The liquid is indeed yellow and a treat to drink a little cooler, coming from a mildly fermented multi-coloured leaf.

Ideal for a picnic or tea with the emperor


May 2016

Yes, and that too....even the bears listen





THÉ CHING WO


Reviewed by ANDRE BEAUMONT


With the availability of leaves from more and more single estates, there are more leaf teas available in Britain than heretofore but fewer blended leaf teas. Indeed, with the emergence of more herbal and fruit teas packaged in teabags, and their growing share of the market, today in 2105 the common availability of any leaf teas as opposed to tea in teabags is in decline.


The sale of teas in tins has long been in decline.

Just as for decades after WWII it was nearly impossible to get Oolong teas, other than vintage leaves wrapped and stored in foil, because of political complications, so, in more recent decades, did Ching Wo tea seem to disappear from the British market.

To substitute for the missing Oolong teas you could drink Formosa Oolong teas and these days I seek the latter out and find them rarely available unlike the mainland Oolongs.

With Ching Wo there was probably never much of a market in Europe. Jackson's of Piccadilly used to sell it in tins of four ounces and that used to be my favourite specialist tea. When that ran out I could not find it again, even in specialist shops, though I probably did not try hard enough.

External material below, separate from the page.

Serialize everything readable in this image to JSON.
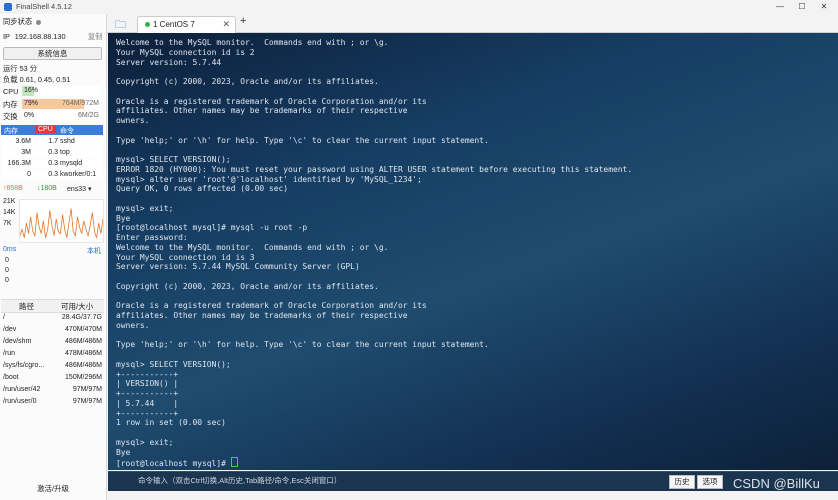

By chance, whilst trying out some tea-flavoured Pierre Marcolini chocolates in Brussels, I came across some Thé Ching Wo, so I was not entirely out of stock.

It never occurred to me to look on the internet but just recently, looking for a teapot on eBay, I came across Gently Stirred and so bought their last packet of Ching Wo which came beautifully packaged for transit. It is called Ching Wo Red Tea but it is not red at all but black.


4 oz Jackson's of Piccadilly and 8 oz Gently Stirred


As the Gently Stirred leaflet explains:

....in China black tea is called red tea. To make matters even more confusing Northern Chinese Congou is referred to as black leaf Congou whilst Southern Chinese Congou, such as Ching Wo, is referred to as red leaf Congou.

The liquid is meant to be red but it is not exactly that either.


The Jackson's variety never had red liquid but blends of the same tea vary as does one's eye for colour. I always found it to have more character than a Keemun.

This one has a younger, more thirst-making taste but, in all events, I do recommend it if you can get it, from this supplier or elsewhere.